“Physiologically, endorphins are released when we are injured or stressed. Endorphins are neurotransmitters that act similarly to morphine and reduce the amount of pain we experience when we are hurt. Joggers often report experiencing a “runners high” when reaching a physically stressful period. This “high” is the physiological reaction to the release of endorphins – the masking of pain by a substance that mimics morphine. When people self-injure, the same process takes place. Endorphins are released which limit or block the amount of physical pain that’s experienced. Sometimes people who intentionally hurt themselves will even say that they felt a “rush” or “high” from the act. Given the role of endorphins, this makes perfect sense” (Oct 22, 2009).

Please click on the link for the full article Myths and Misconceptions of Self-Injury: Part II | Psychology Today Australia

The first step is to distinguish between self-harming and suicidal behaviour by paying attention to a person’s underlying motivation. When working with self-harming behaviour it is important to remember that this behaviour serves a purpose. In collaboration with the client, try to identify what problem self-harm solves for the client. For example, from the client’s perspective:

  • To make me feel real (counteracts dissociation)
  • To punish me (temporarily lessens guilt or shame)
  • To stop me from feeling (when strong feelings are too dangerous)
  • To mark the body (to show externally the internal scars)
  • To let something bad out (symbolic way to try to get rid of shame, pain, etc.)
  • To remember
  • To keep from hurting someone else (to control my behaviour and my anger)
  • To communicate (to let someone know how bad the pain is)
  • To express anger indirectly (to punish someone without getting them angry at me)
  • To reclaim control of the body (this time I’m in charge)
  • To feel better

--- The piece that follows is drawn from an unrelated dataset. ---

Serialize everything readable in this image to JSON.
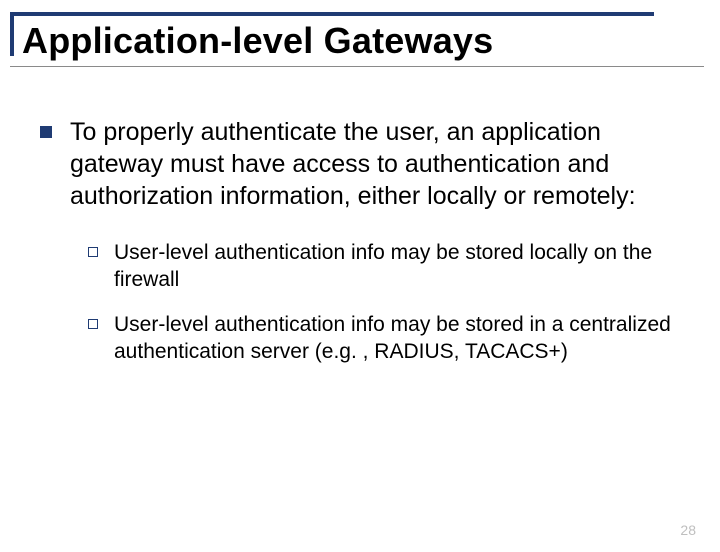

Tips for helping yourself in the moment
It can be hard for people who self-harm to stop it by themselves. That’s why it’s important to get further help if needed; however, the ideas below may be helpful to start relieving some distress:

  • Intense exercise for 30 seconds, 30 second break, repeat, up to 15 minutes – Exercising intensely will help your body mitigate unpleasant energy that can sometimes be stored from strong emotions. Transfer this energy by running, walking at a fast pace, doing jumping jacks, etc. Exercise naturally releases endorphins which will help combat any negative emotions like anger, anxiety, or sadness.
  • Delay — put off self-harming behaviours until you have spoken to someone.
  • Distract — do some exercise, go for a walk, play a game, do something kind for yourself, play loud music or use positive coping strategies.
  • Deep breathing — or other relaxation methods.
  • Cool your body temperature – Cooler temperatures decrease your heart rate (which is usually faster when we are emotionally overwhelmed). You can either splash your face with cold water, take a cold (but not too cold) shower, or if the weather outside is chilly you can go outside for a walk. Another idea is to take an ice cube and hold it in your hand or rub your face with it.
  • Listen to loud music
  • Call someone you trust or one of the services available like LifeLine 13 11 14, MensLine Australia 1300 78 99 78 and BeyondBlue 1300 22 4636 [see below].
  • You could write an email to yourself to express your emotions, or journal your feelings, if that’s something that might be effective for you.
  • Watch humorous Youtube clips

New, healthier coping strategies may not be as effective as the one you’re trying to replace so it may take practice. Bring lots of compassion to yourself, okay.

You may find that some of these strategies work in some situations but not others, or you may find that you need to use a combination of these. It’s important to find what works for you. Also, remember that these are not long-term solutions to self-harm but rather, useful short-term alternatives for relieving distress.

Mental health services infographic